TASK GOAL:
Each record below is to be copied word for word, with pictures removed.

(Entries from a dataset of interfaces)
++++++++
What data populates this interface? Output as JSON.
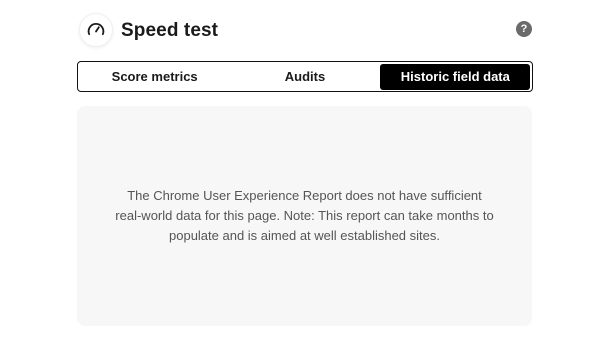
{
  "header": {
    "title": "Speed test",
    "icon": "speedometer-icon",
    "help_icon": "help-icon",
    "help_glyph": "?"
  },
  "tabs": [
    {
      "label": "Score metrics",
      "active": false
    },
    {
      "label": "Audits",
      "active": false
    },
    {
      "label": "Historic field data",
      "active": true
    }
  ],
  "content": {
    "message": "The Chrome User Experience Report does not have sufficient real-world data for this page. Note: This report can take months to populate and is aimed at well established sites."
  },
  "colors": {
    "active_tab_bg": "#000000",
    "active_tab_text": "#ffffff",
    "content_bg": "#f7f7f7",
    "message_text": "#555555",
    "help_icon_bg": "#6b6b6b"
  }
}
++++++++
SOLUTION FOR THIS TASK:
What data populates this interface? Output as JSON.
{
  "header": {
    "title": "Speed test",
    "icon": "speedometer-icon",
    "help_icon": "help-icon",
    "help_glyph": "?"
  },
  "tabs": [
    {
      "label": "Score metrics",
      "active": false
    },
    {
      "label": "Audits",
      "active": false
    },
    {
      "label": "Historic field data",
      "active": true
    }
  ],
  "content": {
    "message": "The Chrome User Experience Report does not have sufficient real-world data for this page. Note: This report can take months to populate and is aimed at well established sites."
  },
  "colors": {
    "active_tab_bg": "#000000",
    "active_tab_text": "#ffffff",
    "content_bg": "#f7f7f7",
    "message_text": "#555555",
    "help_icon_bg": "#6b6b6b"
  }
}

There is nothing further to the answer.